#### TASK ITEM
Reply with nothing but the number of lines in the data below where the word "table" occurs.

###

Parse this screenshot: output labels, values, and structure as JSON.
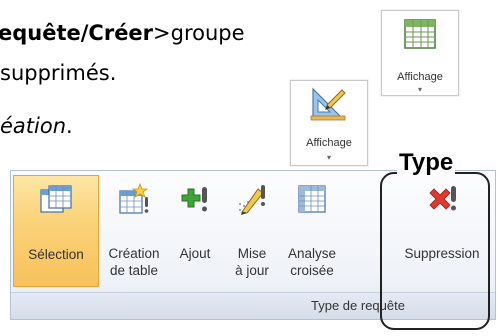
{
  "document": {
    "line1_bold1": "equête",
    "line1_sep": "/",
    "line1_bold2": "Créer",
    "line1_rest": ">groupe",
    "line2": "supprimés.",
    "line3_italic": "éation",
    "line3_rest": "."
  },
  "tiles": {
    "affichage_top": {
      "label": "Affichage",
      "arrow": "▾"
    },
    "affichage_mid": {
      "label": "Affichage",
      "arrow": "▾"
    }
  },
  "callout": {
    "label": "Type"
  },
  "ribbon": {
    "group_label": "Type de requête",
    "buttons": [
      {
        "label_1": "Sélection",
        "label_2": "",
        "icon": "table-select-icon",
        "selected": true
      },
      {
        "label_1": "Création",
        "label_2": "de table",
        "icon": "make-table-icon",
        "selected": false
      },
      {
        "label_1": "Ajout",
        "label_2": "",
        "icon": "append-icon",
        "selected": false
      },
      {
        "label_1": "Mise",
        "label_2": "à jour",
        "icon": "update-icon",
        "selected": false
      },
      {
        "label_1": "Analyse",
        "label_2": "croisée",
        "icon": "crosstab-icon",
        "selected": false
      },
      {
        "label_1": "Suppression",
        "label_2": "",
        "icon": "delete-icon",
        "selected": false
      }
    ]
  },
  "colors": {
    "delete_red": "#e03a2f",
    "append_green": "#3ea33a",
    "selected_orange": "#fbd37a"
  }
}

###

#### RESULT OF THIS EXERCISE
3